For a long time, we understood my great-great grandmother’s name to be Ernesta Maddalena Bergamasco. However, when trying to locate a birth record for her, nothing was found. I couldn’t understand why until I scrolled through records for Moneglia, where she was born, and found one for Maddalena Pedemonte on the same date of birth. That was the lightbulb moment, especially once I found the birth records of her siblings! Each siblings’ record lists only one parent – either the mother, Catarina Santina Pedemonte, or the father, Giuseppe Bergamasco. None of the records list both parents, as they were not married when their children were born. But if it weren’t for the family history my Nana and her siblings recorded, we never would have known the names of all the siblings to search in the first place.

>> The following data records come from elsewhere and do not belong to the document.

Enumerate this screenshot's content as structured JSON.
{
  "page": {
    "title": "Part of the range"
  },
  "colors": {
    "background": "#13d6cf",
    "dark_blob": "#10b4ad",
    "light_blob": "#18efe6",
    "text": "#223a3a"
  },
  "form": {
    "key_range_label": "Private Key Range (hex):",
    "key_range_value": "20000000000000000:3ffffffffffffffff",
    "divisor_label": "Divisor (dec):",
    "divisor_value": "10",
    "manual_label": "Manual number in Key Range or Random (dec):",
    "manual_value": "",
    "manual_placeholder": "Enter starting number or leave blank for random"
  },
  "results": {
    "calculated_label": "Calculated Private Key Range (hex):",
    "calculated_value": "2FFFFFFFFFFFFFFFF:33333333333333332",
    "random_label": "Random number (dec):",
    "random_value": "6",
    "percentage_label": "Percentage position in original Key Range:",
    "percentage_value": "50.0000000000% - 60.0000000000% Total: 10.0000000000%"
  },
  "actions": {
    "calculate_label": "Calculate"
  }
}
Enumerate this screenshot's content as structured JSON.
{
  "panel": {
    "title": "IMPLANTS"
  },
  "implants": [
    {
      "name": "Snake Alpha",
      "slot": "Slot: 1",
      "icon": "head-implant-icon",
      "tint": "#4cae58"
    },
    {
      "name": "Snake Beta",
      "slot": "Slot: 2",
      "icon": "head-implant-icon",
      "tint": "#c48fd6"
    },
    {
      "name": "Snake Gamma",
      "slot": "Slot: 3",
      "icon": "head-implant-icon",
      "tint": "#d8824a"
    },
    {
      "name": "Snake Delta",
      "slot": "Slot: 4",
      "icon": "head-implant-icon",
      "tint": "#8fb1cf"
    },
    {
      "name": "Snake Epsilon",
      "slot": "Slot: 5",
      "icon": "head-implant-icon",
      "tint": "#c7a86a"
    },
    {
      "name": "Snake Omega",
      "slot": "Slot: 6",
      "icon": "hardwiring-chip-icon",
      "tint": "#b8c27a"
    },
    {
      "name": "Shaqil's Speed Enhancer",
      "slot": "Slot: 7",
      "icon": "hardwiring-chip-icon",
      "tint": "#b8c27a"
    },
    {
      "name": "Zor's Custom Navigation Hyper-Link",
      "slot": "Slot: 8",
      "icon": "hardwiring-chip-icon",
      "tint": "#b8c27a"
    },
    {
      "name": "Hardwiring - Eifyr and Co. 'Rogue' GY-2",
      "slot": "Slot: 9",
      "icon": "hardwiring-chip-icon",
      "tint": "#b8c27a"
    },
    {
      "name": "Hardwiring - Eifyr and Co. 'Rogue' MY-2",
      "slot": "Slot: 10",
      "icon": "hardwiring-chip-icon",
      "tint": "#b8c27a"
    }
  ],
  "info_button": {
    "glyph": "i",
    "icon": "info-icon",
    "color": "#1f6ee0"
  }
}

Giuseppe Bergamasco was born 18 February 1837 in Cairo Montenotte, Savona, Italy.  His parents were Giovanni Antonio Bergamasco and Maddalena Bozzolasco. He had at least 3 sisters – Agnes, Maria and Catterina, none of whom married.  

Catarina was born 15 December 1842 in Cogoleto, Genova, Italy. She was the daughter of Tomaso Pedemonte and Angela Giusto. Tomaso’s death record states his parents are unknown, so he is currently a brick wall. I wonder if Tomaso was a foundling or orphan. 

Catarina first married Giacomo Spiazzi, probably about 1864. She had 3 children with him – Bartolomeo (to whom Giuseppe Bergamasco was godfather), Emilia, and Angela. Two of these children are mentioned in our family history recording.

Giacomo emigrated to Buenos Aires, where he died in 1869 of Cholera. Catarina went on to have 8 more children – Giovanni Battista, Ernesta Maddalena, Theresa Adelaide Armenia, Enrico Dante Alessandro, Pietro, Alessandro, Battista Aurelio Archimede, and Adele – some with the surname Pedemonte and some with the surname Bergamasco. The recording only mentions 3 of these children, however at least half of Catarina’s children died young, so it makes sense that my Nana and her sisters didn’t know their names.

Catarina married Giuseppe on 25 October 1894 in Moneglia, Genova, Italy, eight years after the birth of her last child. Her parents are also a bit of a brick wall for me and I would love to work my way back further on all of these Italian lines. Especially my mtDNA line!